The framework of VSS is the most important aspect of this feature. It forms the basis for enabling data protection using server-less backup. In the architectural diagram, applications are the “Writers” and server-less backup software or snapshot management consoles are the “Requestor.” Microsoft includes providers for its storage subsystem and storage vendors can plug-in their own providers into the framework.
The nice thing about VSS is that applications, especially databases, are given a signal to make their data in storage consistent. They can flush buffers and transactions as if they were cleanly shutting down and then signal back that they are ready. The snapshot then gets a good looking image of the application’s data, one that the application knows it can easily access without requiring lengthy repairs or playing re-do logs.
So now let’s go back to the beginning of my blog. It’s been six years since Microsoft released this feature. Storage demands have continued growing and don’t look to stop anytime soon. The number of server-less backup products available for Windows Server continues to grow and enterprises have been deploying these products over the past couple of years to shorten the dreaded “backup window.”
But where’s Linux?
Linux distributions don’t have any equivalent feature. Yes, modern Linux distributions include the dm-snapshot module, but that just does the snapshot, there is no framework for application developers, storage vendors, or backup vendors to integrate with. The result has been a few one-off solutions focused on a particular application stack, but for the most part applications just suffer from inconsistent snapshots on Linux. These are what we call crash consistent, meaning that the application is responsible for figuring out the state of its data within the snapshot and getting it to a position it can begin running. Most databases can take upwards of twenty minutes to mount a crash consistent snapshot.

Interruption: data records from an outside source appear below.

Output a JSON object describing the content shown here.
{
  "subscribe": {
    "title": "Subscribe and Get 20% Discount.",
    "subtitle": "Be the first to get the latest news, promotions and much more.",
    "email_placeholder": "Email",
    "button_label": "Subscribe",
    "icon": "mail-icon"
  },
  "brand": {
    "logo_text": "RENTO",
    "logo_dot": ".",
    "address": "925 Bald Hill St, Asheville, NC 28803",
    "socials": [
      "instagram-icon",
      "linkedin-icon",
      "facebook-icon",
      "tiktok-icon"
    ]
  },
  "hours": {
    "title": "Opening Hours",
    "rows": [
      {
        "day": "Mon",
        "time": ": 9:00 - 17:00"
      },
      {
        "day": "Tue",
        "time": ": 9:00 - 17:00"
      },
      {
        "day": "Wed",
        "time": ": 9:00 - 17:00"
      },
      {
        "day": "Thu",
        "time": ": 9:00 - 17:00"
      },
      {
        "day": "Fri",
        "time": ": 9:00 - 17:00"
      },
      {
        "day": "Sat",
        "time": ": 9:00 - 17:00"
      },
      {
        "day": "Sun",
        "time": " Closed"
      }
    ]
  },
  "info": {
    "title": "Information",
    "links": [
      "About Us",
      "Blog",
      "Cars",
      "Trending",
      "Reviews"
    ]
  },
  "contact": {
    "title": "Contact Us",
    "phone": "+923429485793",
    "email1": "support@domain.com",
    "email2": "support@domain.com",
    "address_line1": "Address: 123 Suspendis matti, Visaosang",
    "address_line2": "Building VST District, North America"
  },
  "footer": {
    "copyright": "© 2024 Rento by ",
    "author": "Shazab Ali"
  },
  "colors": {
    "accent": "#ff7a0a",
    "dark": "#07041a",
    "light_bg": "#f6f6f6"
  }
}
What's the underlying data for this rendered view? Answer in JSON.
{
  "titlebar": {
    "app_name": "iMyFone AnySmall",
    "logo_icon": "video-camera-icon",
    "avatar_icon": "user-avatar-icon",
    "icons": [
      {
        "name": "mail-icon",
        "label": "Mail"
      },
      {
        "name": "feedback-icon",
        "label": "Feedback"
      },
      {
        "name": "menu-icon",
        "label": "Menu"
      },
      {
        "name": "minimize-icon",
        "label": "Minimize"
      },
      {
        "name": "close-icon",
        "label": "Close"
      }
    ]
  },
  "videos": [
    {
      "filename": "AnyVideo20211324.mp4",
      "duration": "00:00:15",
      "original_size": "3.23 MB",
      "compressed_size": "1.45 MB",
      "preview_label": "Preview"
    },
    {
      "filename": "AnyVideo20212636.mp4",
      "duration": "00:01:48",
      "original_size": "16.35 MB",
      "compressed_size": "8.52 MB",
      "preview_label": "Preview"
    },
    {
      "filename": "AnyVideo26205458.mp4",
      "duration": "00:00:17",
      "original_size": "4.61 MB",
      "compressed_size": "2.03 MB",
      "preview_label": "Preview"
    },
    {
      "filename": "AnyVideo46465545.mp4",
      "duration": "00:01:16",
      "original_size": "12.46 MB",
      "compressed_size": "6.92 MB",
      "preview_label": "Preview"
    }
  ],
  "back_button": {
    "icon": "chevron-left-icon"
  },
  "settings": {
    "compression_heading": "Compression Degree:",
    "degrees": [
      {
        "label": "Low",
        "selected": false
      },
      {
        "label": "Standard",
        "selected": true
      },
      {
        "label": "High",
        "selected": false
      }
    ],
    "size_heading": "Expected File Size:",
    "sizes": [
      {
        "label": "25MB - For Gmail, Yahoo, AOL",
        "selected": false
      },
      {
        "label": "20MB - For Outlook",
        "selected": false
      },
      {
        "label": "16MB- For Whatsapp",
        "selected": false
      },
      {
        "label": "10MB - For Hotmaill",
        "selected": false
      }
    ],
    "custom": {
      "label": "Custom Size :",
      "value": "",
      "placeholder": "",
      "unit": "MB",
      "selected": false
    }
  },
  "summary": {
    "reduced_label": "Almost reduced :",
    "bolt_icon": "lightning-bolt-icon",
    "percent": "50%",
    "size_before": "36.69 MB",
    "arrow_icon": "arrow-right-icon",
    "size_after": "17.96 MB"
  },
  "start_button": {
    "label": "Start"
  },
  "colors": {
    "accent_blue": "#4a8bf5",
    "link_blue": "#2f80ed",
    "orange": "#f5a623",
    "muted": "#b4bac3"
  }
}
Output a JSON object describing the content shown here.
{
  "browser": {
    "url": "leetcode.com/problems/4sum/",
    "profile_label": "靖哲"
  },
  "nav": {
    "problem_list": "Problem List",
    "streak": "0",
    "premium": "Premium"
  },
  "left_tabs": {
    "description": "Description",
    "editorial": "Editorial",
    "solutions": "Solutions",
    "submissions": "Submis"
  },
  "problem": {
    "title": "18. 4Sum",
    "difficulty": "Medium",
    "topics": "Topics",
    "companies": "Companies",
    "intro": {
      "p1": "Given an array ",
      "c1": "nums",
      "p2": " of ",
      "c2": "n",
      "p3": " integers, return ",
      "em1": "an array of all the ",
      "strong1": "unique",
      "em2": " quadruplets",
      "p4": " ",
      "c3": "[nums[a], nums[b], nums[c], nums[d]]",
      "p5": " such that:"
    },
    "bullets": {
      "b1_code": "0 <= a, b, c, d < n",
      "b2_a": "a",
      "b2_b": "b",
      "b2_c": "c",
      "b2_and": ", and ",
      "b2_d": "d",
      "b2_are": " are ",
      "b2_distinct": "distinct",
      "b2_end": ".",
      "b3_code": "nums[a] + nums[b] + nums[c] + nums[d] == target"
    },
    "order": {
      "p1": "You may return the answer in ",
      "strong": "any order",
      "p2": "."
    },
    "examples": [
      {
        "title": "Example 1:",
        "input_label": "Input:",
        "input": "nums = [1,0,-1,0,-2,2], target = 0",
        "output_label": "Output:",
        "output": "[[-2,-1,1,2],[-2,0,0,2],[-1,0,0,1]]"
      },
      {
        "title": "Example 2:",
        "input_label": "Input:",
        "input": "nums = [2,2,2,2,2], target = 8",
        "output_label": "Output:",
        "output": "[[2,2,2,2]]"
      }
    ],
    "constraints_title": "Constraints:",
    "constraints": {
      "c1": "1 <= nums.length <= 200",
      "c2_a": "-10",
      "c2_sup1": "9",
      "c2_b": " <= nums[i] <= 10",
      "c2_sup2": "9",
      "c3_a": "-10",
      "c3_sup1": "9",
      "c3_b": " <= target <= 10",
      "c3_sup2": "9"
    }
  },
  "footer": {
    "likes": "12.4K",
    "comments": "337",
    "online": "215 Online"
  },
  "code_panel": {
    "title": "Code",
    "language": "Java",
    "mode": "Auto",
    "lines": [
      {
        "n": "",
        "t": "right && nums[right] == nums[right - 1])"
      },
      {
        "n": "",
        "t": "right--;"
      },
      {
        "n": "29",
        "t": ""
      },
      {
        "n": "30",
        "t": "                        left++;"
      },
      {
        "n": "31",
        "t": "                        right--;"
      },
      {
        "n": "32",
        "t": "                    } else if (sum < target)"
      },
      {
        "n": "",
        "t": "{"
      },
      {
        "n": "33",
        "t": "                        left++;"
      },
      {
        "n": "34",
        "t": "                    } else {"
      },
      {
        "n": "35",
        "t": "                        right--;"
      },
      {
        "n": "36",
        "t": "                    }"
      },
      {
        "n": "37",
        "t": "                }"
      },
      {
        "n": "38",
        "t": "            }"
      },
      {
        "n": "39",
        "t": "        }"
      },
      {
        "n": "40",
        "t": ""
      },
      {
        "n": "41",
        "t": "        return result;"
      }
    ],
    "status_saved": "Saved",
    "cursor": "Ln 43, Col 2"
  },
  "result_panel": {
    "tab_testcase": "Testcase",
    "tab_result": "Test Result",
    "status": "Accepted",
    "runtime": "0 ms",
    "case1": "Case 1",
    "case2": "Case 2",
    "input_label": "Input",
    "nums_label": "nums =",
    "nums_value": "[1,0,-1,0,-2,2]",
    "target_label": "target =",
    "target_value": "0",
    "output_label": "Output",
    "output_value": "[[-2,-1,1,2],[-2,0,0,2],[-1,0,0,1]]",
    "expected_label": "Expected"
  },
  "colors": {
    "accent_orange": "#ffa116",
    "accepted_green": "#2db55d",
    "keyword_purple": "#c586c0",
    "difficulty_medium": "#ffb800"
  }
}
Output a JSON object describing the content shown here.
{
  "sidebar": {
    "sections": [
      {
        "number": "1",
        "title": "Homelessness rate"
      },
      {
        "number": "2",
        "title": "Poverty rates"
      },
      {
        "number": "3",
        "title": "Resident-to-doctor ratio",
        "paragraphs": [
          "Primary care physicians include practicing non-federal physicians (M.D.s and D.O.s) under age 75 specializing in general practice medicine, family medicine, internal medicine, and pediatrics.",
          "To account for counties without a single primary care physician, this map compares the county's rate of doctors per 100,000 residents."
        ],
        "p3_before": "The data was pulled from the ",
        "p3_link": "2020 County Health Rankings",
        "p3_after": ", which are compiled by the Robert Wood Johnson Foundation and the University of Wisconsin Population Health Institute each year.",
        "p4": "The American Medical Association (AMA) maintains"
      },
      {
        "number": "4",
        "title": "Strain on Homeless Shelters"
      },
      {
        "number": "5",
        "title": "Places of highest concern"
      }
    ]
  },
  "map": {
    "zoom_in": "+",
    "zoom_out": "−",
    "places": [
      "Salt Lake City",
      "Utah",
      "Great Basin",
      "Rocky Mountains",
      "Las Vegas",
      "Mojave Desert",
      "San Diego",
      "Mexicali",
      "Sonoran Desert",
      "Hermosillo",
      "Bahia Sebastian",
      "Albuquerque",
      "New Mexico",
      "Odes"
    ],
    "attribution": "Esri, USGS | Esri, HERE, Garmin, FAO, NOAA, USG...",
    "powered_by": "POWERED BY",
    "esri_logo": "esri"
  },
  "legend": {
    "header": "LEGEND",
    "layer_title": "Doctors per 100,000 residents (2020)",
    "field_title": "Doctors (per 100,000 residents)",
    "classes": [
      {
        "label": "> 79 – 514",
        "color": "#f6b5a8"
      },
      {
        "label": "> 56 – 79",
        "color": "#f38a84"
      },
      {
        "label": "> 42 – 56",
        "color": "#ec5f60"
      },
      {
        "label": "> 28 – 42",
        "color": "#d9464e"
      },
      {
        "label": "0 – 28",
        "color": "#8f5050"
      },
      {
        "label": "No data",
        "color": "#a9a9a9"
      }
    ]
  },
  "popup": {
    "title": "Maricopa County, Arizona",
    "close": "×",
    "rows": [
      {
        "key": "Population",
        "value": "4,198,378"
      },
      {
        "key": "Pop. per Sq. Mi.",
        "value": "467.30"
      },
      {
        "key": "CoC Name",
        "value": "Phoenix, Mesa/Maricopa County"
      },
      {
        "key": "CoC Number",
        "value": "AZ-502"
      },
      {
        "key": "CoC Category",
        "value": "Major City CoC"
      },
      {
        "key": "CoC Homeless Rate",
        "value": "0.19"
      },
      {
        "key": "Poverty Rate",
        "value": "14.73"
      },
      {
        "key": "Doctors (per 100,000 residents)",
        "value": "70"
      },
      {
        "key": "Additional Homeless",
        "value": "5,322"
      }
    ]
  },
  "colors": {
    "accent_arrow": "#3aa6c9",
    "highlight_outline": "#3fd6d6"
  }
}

So this is a call to the Linux community: Please band together and architect a snapshot framework for all Linux application developers, storage developers, and users to benefit from.
[Posted by: Richard Jones]